Martin did not know much about New Testament books or chapters, but
he knew that verse was on the eighty-second page. Martin had noted
the little numbers at the bottom of the pages.
"Here 'tis!" triumphantly exclaimed Martin.
His father took the book. Martin's eager finger pointed to the
"Lest coming suddenly, he find you sleeping."
The words faced the stage-driver. Well did he know their meaning.
Years ago in his mother's home he had been taught from the Bible. His
eyes now ran over the preceding_verses. He caught parts of them. "The
Son of man is as a man taking a far journey." "Watch ye therefore."
"Ye know not when the master of the house cometh." "Lest coming
suddenly, he find you sleeping."
"Don't you know what 'l-e-s-t' means?" asked Martin, eager for the
"Oh--why, yes," responded his father. "It means 'For fear' he
should come suddenly."
"Who?" asked Martin.
"The Lord," returned his father gravely.
"Why shouldn't they be sleeping?" asked Martin.
"Who?" said his father, turning to attend to the horses.
"I don't know," said Martin. "I mean my verse."
"Martin," stated the stage-driver, "I'm no hand at explaining.
Don't ask any more questions."
Every Sunday after this Miss Bruce persisted in asking whether the
boys read in their Testaments.
"It's mean the way some of the boys don't read any, after her
giving us all nice red Testaments," Martin told his father. "I don't
read much, but I ought to read some, after her fringing that red
ribbon! Most verses I read are short, like 'Lest coming suddenly, he
find you sleeping.' "
The stage-driver moved uneasily at the words.
"He hasn't forgot that verse after all these weeks?" thought the
"I know what that verse means now," went on Martin. "Miss Bruce
told me. She says some folks forget they've got to die, and they ought
to be ready for that. A good many folks don't become Christians, and
Miss Bruce says she's afraid they'll be like that verse, 'Lest coming
suddenly, he find you sleeping.' You and I won't be that way, will we,
father? I'm going to try to be ready. Ain't you? Miss Bruce says folks
ought to always be."
His father's eyes were on the harness he was buckling.
"I hope you'll be ready, Martin," answered the father, "even if I
The place where Martin lived was a small settlement distant from
town.

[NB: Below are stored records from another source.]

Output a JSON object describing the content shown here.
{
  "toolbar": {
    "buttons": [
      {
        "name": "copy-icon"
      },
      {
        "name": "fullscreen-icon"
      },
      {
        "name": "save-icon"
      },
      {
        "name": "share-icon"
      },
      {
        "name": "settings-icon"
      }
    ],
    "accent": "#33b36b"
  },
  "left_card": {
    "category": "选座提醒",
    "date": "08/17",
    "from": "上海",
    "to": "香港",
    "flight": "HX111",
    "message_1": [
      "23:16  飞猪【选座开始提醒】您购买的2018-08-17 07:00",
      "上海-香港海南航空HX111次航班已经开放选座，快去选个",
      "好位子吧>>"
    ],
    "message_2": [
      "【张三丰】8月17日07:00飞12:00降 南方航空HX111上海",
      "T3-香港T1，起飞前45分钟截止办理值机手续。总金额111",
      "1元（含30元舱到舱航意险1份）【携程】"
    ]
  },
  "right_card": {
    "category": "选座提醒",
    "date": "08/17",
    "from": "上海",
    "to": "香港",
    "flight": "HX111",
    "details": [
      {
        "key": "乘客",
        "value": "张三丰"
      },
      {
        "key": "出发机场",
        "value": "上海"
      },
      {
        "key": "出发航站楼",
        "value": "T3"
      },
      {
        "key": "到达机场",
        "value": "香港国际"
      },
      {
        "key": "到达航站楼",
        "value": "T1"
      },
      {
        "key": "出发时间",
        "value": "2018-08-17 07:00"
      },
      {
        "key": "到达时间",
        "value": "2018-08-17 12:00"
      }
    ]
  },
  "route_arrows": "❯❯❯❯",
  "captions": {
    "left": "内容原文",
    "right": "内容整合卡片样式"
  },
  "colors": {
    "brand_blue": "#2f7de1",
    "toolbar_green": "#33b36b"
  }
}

Martin's father, Mr. Colver, not only three days in the week
drove the stage, but other days acted as a sort of expressman,
bringing freight in a large wagon over the miles from town. One night
about nine o'clock, Mr. Colver was on the long, lonely road coming
toward home. He had a very heavy load on his wagon. The wheels scraped
on the wagon bottom, and the team went with a heavy, dragging sound.
As the heavy wagon came opposite a clump of white blossoming
buckeye trees, one of the fore wheels of the dragging wagon suddenly
gave way and fell off. Mr. Colver was thrown violently from the
wagon's high seat into the road, among the tumbling heavy boxes and
barrels. The sharp corner of one box struck Mr. Colver's head near the
The weary horses waited to be urged forward again. They did not
know that their driver lay insensible in the road.
It was early gray morning before one of the teamsters who boarded
at the Colvers' found Mr. Colver lying still insensible, and brought
him home. The blow on the head had been a very dangerous one. Martin
gazed awestruck at his father's shut eyes and unconscious face.
"I wonder if pa's going to die?" the boy anxiously thought. "I
wonder if pa's ready?"
The sorrowful hours came and went. Mr. Colver regained
consciousness, but for weeks he felt the effects of the blow that
might have smitten him never to rise.
One night when Martin was going to his room, his father called
weakly to the boy.
Martin turned back. He found his mother sitting beside his father.
"Martin," said his father with grave earnestness, "your mother's
been reading to me from your Testament. We've been talking about
Bible things that we haven't paid much attention to. We were both
brought up better, Martin. The Lord's had mercy upon me. He might
have taken me suddenly that night, but he knew I wasn't ready, and he
had mercy on me. And now, lad, your mother and I thought we would just
kneel right down here to-night, and ask the Lord to take each of us,
and make us his own. You want to, don't you, my son?"
Martin nodded, and for the first time the stage-driver's family
knelt together. They whose souls had been sleeping were awake.